As the advice profession looks to the future of its businesses, IFAs are considering selling to their own staff as a way out of the succession dilemma.
There are a whole host of options for passing on firms, from family succession planning, selling to a major network, consolidating with another IFA, or handing a firm to its own staff.
Each brings its own range of issues, however. How should client books be sold, what would a potential buyer look for? How is market value best determined? What exit strategy ultimately benefits the seller?
Last week, former Ovation Finance owner Chris Budd sold his Bristol-based business through an Employee Ownership Trust (EOT), opting for a model that allows staff to have control over the business without directly owning shares.
He says: “I didn’t want to sell to a consolidator. I want the business to continue doing its work in helping clients use their money to find happiness. I like our clients and I’m proud of our employees.”
EOTs are an increasingly popular business set-up, with benefits including better staff performance and reduced absenteeism. The structure also avoids problems
when selling business shares directly to employees, for example if not all staff can afford to buy-in.
Budd says: “They would have the same problem of selling their shares one day. I have therefore been embarking upon a plan over the past 10 years or so to make myself the least important person in the business. The owner gets a way out, the employees get a way in, and the clients not only continue being serviced by the company, but a company whose focus is not on maximising short-term value.”
The technical transition from advice business to EOT involves establishing a new firm, the EOT, into which shares are sold and deferred consideration for employees eventually becomes available.
Retiring IFA founder Stephen Hagues says selling to staff means leaving your firm with owners who can see real value in it, and are confident they can get more value out of it.
If the handover isn’t done properly clients walk or advisers walk with clients
He says: “If there is an opportunity to sell internally, the advantage is that high level of trust when you’re already working with someone and the due diligence is done. Employees have a much clearer reality of the business than any other buyer could possibly have.”
Tax reliefs that ease the burden for employees who do acquire shares directly are a consideration when structuring how a business can be sold.
Hagues says: “The real grey area is when someone wants to work for another five years, but is locking in a deal and a structured exit from an early point with a guarantee that their firm will buy them out.”

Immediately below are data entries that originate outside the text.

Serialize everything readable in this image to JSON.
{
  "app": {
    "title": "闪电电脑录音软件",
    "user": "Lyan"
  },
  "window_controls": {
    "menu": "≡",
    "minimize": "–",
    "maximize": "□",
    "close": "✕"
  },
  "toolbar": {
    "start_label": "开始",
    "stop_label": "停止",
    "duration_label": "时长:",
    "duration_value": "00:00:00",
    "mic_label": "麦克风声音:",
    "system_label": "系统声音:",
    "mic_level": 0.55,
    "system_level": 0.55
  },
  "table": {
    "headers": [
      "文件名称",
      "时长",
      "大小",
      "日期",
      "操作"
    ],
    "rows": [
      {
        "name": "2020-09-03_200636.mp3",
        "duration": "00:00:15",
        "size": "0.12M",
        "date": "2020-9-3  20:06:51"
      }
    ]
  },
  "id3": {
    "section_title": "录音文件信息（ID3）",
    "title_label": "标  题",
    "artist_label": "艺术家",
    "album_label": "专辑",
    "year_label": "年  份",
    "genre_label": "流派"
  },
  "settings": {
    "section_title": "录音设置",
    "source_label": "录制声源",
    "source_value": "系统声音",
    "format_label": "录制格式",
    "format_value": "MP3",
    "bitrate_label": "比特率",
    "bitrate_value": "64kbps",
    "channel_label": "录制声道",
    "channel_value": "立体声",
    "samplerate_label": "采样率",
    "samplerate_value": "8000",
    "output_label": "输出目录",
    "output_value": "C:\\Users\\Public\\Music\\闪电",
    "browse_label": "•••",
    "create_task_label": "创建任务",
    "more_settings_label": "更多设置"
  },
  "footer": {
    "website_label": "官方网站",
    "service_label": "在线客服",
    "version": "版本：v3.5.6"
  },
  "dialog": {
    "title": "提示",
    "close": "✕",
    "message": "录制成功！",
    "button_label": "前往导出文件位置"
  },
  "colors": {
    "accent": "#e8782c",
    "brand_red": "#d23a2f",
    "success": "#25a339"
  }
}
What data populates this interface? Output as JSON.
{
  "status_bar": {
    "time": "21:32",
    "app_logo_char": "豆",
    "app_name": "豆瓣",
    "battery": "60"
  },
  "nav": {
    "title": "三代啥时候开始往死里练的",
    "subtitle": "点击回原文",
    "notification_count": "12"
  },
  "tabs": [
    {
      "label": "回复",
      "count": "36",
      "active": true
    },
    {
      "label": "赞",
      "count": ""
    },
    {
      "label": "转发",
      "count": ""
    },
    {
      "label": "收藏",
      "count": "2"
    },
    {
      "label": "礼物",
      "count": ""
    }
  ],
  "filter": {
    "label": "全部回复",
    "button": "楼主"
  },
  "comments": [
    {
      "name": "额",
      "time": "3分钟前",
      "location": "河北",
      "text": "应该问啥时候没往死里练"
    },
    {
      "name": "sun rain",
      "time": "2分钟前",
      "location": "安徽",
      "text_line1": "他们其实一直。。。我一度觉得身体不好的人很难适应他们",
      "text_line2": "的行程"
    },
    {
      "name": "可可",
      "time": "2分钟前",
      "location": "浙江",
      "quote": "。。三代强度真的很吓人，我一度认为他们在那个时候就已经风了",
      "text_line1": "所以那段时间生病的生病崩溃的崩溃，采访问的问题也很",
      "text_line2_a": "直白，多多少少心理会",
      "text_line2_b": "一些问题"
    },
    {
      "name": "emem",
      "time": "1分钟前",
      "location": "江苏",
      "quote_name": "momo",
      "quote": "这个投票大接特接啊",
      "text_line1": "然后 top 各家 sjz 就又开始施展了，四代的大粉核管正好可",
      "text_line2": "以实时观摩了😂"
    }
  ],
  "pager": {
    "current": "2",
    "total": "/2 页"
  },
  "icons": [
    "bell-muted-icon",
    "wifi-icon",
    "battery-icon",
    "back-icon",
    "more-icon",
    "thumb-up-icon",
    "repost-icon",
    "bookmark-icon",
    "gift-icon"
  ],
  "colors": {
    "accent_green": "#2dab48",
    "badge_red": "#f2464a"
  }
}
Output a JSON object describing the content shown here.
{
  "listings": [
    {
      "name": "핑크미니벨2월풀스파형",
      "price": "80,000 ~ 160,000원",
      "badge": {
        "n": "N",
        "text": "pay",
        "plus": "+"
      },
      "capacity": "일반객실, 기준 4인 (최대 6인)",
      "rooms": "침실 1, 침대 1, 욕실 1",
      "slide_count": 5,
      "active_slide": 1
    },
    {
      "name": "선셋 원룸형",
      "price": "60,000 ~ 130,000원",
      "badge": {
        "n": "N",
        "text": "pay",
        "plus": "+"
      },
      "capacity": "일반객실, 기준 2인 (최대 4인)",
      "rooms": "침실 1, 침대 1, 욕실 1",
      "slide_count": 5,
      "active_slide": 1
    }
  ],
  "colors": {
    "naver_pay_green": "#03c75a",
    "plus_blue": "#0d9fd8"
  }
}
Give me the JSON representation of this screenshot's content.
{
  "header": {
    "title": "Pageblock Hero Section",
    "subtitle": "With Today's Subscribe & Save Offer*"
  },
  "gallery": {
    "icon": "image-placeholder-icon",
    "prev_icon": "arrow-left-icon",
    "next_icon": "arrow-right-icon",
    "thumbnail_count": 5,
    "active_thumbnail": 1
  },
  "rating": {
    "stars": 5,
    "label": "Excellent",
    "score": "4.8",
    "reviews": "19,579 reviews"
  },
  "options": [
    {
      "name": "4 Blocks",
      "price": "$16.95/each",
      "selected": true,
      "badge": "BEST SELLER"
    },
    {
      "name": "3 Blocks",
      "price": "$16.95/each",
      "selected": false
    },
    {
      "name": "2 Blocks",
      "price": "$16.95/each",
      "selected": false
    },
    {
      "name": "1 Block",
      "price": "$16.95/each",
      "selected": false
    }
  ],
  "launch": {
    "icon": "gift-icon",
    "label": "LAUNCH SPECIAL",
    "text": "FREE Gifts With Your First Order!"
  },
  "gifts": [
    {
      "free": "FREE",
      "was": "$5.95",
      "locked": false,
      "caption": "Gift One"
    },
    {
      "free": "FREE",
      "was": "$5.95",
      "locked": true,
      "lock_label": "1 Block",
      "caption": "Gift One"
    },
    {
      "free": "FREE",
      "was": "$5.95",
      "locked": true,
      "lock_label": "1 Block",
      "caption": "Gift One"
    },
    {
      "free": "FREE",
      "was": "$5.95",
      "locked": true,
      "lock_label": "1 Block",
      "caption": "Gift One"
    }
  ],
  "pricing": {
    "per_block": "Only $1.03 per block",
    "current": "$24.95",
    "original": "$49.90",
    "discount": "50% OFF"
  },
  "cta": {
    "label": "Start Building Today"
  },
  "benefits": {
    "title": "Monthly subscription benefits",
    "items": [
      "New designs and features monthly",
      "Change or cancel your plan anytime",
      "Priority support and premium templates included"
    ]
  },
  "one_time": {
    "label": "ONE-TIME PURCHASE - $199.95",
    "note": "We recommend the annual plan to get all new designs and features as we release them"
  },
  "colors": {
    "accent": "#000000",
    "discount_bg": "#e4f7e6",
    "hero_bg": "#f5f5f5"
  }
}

Now chairman and a minority shareholder of his firm, Budd suggests retiring IFAs should also consider how they want to stay involved in their firm.
Hagues says most retiring senior advisers tend to stay involved, which also works as a benefit to clients. He says: “If the handover isn’t done properly, clients walk or advisers walk with clients.
A lot of value is to be added if the adviser stays on in a symbolic or ambassadorial role, and it is great from the clients’ perspective if the retiring principal is still contactable through the business via email or similar.
“It doesn’t involve a lot of effort or time from the retiring adviser to keep an eye on how things are ticking over. Usually that is in their best interests too.”
Hagues says a major drawback to selling your IFA to your staff is costs involved on the seller side and weighing up the proper value of your firm.
He explains: “The downside is affordability because the more people involved in the deal, the less likely it is to be successful. The question can be how much less you’re willing to take if you sell internally rather than putting your business out there on the open market.”
Budd says finding a solution that will not leave either side of the party with additional financial strain is a crucial factor in a well-designed exit plan.
He says: “The final step in this sale process is to find an ownership structure that allows me an exit but does not place a burden, in the form of debt, on others. That means the business also needs to be structured in a such a way that it will continue to be profitable, at least for the period of earn out, and preferably for ever.”
Hagues says the handover period, which can range in time from one or two years to more than five, should be carefully considered.
He advises: “In order to hand over a business correctly, there has to be a long transitional period which is essentially a job in itself before retirement. One of the main problems with mergers and acquisitions is trust, so working with people that already know you, trust you and like you is a good idea.”